Whether it’s watching some telly, having a hot bath or shower or doing a hobby you enjoy, make sure you schedule some chill time before bedtime even if you’re knackered.
You should try and sleep for 8 hours a night if you can, you’ll feel ready for the day ahead and you won’t feel exhausted before you even start work.
Plus, try to develop a good sleep routine where you’re sleeping at the same time every day and waking up at the same time.
Although this will be different on the weekend for the all-important lie ins, having a sleep routine can have a massive impact on your energy levels and prevent you from feeling fatigued!
5. Exercise Regularly
Burnout can have an impact on both your mental and physical health and it’s something many of us suffer from.
A great stress-reliver to help improve your wellbeing is to exercise regularly as your body will produce endorphins and mood-boosting hormones.
We know, it’s hard to motivate yourself to exercise when the weather is cold, wet and windy in the winter but even just 10 minutes a day can help you feel a whole lot better and help take your mind off the things that are bothering you.
Going the gym can also give you something to do and get you out of the house during the winter months when your social life may be lacking.
You may even meet new people from taking part in fitness classes at the gym too.
You don’t have to go to the gym to get some daily exercise in either, you can do some indoor exercises at home like yoga or fitness videos!
6. Plan Time Off

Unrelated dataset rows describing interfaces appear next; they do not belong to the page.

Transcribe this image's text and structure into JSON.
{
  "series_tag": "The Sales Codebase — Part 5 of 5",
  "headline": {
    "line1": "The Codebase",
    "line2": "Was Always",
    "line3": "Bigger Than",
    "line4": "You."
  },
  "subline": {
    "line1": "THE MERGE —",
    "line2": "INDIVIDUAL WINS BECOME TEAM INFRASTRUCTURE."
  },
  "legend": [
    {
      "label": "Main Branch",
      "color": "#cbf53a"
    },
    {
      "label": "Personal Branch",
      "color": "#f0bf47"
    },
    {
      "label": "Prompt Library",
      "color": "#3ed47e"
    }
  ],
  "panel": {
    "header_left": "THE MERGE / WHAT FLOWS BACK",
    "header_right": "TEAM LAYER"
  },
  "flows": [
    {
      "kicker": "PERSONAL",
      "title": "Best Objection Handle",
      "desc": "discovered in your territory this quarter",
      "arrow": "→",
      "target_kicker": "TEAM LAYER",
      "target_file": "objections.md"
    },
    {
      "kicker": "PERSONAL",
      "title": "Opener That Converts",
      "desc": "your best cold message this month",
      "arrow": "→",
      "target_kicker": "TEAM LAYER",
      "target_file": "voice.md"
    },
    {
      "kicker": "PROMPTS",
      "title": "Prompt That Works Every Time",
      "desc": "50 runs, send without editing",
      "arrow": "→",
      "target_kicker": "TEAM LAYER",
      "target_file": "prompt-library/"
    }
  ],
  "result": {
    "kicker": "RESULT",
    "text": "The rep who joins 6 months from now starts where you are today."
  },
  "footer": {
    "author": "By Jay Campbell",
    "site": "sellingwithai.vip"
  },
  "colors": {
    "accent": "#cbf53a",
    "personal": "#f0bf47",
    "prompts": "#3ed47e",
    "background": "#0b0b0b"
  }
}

We know, it’s hard to try and plan time off with your annual leave entitlement, especially during the winter months when you’ve used up a lot of it during the summer.
However, if you can try and plan some time off to look forward to. It can be a real motivator to have some nice things planned, and sometimes you just need the time off to recharge your batteries and to have some time for your mental or physical health.
We’re not saying you need to take loads of time off, but even having a long weekend can be really help prevent feelings of burnout.
You’ll probably feel a whole lot better when you return to work, and you’ll be more productive so it’s a win win!
If you’re curious as to how you can stretch your annual leave further in 2023, have a read of our blog.
7. Ask For Help
Our final tip for dealing with winter burnout is to ask for help, you can’t deal with these feelings by yourself and there are things that can be done to change the mental, physical and emotional state that you are experiencing.
Firstly, you could ask for help from your workplace through speaking to your manager if you are feeling overworked.
Such as if you are working overtime a lot or if you’re struggling to cope with your workload, it may be that some tasks can be given to someone else to make things more manageable.
There are various changes than can be made to your daily job and your employer should want to prioritise your mental and physical health too.
At the end of the day, they’ll want you performing the best that you can, so it’s best to speak up and see what the best outcome is.
It’s not just your workplace that you should ask for help from either, if your mental or physical health is taking a toll as a result of burnout then speak to your GP.
View the NHS website to find some helpful resources on dealing with stress and feelings of burnout.
If you’re experiencing burnout, it can feel easier said than done to implement changes to your daily life, but it’s important for your mental and physical health to try and take these tips and tricks on board.
Remember, try not to let your job impact your life too much, and if it is try to consider whether your current role and responsibilities are worth the way it’s making you feel.
It might be that it’s time to consider new opportunities and a new job that better suits you if you’re regularly feeling stressed out or not supported by your employer or colleagues.
Here at One Living, we provide purposely designed living spaces for young professionals and digital nomads. View our properties today to see where you could set up home!